in the prose and in the metre, have set down the names of the Hebrew letters on the head of every part or section thereof; fo in imitation of that method, I thought fit to set down the name of every Hebrew letter, before each verse that begins therewith, that thus the beauty and order of the original might appear, and to thew how much the Spirit of God, who is a God of order, consulted the help and benefit of weak memories, by modelling the composure of this book, with these memorial letters: intimating, perhaps, to us, that method and order, even in facred discourses, cught not always to be bid, or couched in the bosom of long harangues ; and that the methodical way of treating them, equally evident and conspicuous, as these ini

tial letters, has a divine precedent, in many scripture instances. That the paraphrase on this book of the Lamentations might keep the

order that is in the original, I have, in all the four alphabetical chapters, endeavoured some conformity thereto, by comprehending every verse under each Hebrew letter, within the compass of two stanzas: some of the verses being long, required them both; and this occasions, that in some other places, where the verses are ihorter, the version,

or paraphrase, is the longer. That all may be blessed of God, for the edification of bis church and

people, is the earnest desire of their servant, and yours in Christ, DUNFERMLINE,



[ocr errors][merged small][ocr errors][merged small]

с н л Р. І.
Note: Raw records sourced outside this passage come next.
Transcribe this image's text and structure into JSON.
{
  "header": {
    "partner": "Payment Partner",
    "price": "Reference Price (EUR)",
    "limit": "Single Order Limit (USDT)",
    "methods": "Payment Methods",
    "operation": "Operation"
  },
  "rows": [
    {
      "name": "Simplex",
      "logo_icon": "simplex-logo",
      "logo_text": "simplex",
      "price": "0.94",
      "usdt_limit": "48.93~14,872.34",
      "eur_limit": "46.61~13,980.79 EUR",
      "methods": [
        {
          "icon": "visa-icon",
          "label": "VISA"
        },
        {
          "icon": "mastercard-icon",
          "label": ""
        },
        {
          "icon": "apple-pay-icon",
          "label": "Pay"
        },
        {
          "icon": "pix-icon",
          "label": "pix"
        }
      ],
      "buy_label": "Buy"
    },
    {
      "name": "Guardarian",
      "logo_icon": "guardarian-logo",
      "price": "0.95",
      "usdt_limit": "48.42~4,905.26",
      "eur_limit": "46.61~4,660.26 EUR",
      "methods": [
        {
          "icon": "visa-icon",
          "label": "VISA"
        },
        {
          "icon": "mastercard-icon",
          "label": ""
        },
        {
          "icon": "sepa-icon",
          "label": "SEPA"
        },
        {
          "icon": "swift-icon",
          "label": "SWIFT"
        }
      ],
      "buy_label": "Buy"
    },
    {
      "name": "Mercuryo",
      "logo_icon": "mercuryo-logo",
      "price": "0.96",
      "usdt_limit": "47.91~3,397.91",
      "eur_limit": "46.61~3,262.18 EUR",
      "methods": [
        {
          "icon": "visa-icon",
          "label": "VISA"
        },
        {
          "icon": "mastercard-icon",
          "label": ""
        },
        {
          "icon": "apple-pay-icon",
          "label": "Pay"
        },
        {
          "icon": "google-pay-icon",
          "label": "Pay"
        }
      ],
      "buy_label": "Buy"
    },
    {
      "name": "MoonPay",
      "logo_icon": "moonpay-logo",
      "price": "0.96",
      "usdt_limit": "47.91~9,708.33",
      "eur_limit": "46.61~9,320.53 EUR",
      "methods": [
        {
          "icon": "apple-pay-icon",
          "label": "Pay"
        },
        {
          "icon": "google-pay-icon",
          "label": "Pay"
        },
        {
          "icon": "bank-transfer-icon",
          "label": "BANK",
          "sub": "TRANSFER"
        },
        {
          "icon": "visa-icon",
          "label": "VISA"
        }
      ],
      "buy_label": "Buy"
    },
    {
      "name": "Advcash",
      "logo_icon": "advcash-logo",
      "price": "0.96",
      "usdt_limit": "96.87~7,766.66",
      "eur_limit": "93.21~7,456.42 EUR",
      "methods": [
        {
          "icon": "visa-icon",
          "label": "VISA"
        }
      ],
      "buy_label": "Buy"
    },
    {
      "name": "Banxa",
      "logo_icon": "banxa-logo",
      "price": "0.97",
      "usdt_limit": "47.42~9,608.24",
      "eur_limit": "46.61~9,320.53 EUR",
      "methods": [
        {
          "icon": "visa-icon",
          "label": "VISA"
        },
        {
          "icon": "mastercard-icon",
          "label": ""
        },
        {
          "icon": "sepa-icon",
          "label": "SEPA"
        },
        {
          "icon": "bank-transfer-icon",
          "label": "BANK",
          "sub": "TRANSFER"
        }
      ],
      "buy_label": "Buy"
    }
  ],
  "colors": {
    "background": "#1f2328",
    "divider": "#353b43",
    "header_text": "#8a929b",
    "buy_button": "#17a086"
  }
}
ers conit of more than

weet. The team ce veries do begin to aid alphabetical t', the letter ft 15.25 z bets, follows it is his conjecture, the O, 1125 thus bor her to

mind of the leren again their artim, s

JERUSALEM's miserable State, by reason of fin, bit

terly be wailed: She complaineth of ber calamities and grief, borb to God and to frirnds; folicits commiferation, and confiffeth God's judgments

to be righteous.

AH! how so populous of late

The city fits alone!
How widow-like is the, that great
Among the nations thone!


[ocr errors]

zal as tue rel; met lo cf twenty-two veris en Lid liebrewable ok of the Lamerates i eenth Pialın, that wij bi mber in ia dhar r, ** much, that fome home

[ocr errors]

divided into


Ver. Amidst the provinces around,

She like a princess sat;
But now is under tribute bound
Unto a foreign state.

2 By night she weeps, and briny tears

Bedew her comely cheeks ;
Mong all her lovers none appears,

Nor to her comfort speaks.
Her friends, by whom she was carefs'd,

Have ferv'd her treacherously;
Their friendship, formerly profess’d,
Is turn'd to enmity.

3 Judah into captivity,

By adversaries rude,

gone, because of cruelty

And grievous servitude.
'Mong heathens now she dwells in thrall,

No rest her grief abates :
Her bloody persecutors all
O’ertake her in the straits.

4 The ways of Zion wail her fates,

None keep her folemn fealls :
And all her once frequented gates,

Black defolation waltes.
Her priests, in sable, sigh to see

Their fulemn fell’als gone ;
Her virgins are oppress’d, and she
In bitterness doth moan.

Her foes the chief above her are,

Her adversaries thrive ;
For God hath measur'd grief to her

Who did his Spirit grieve :
Because her fins were num'rous grown,

And heinous in his eye,
Her num'rous feed are captive gone

Before the enemy.

« PrécédentContinuer »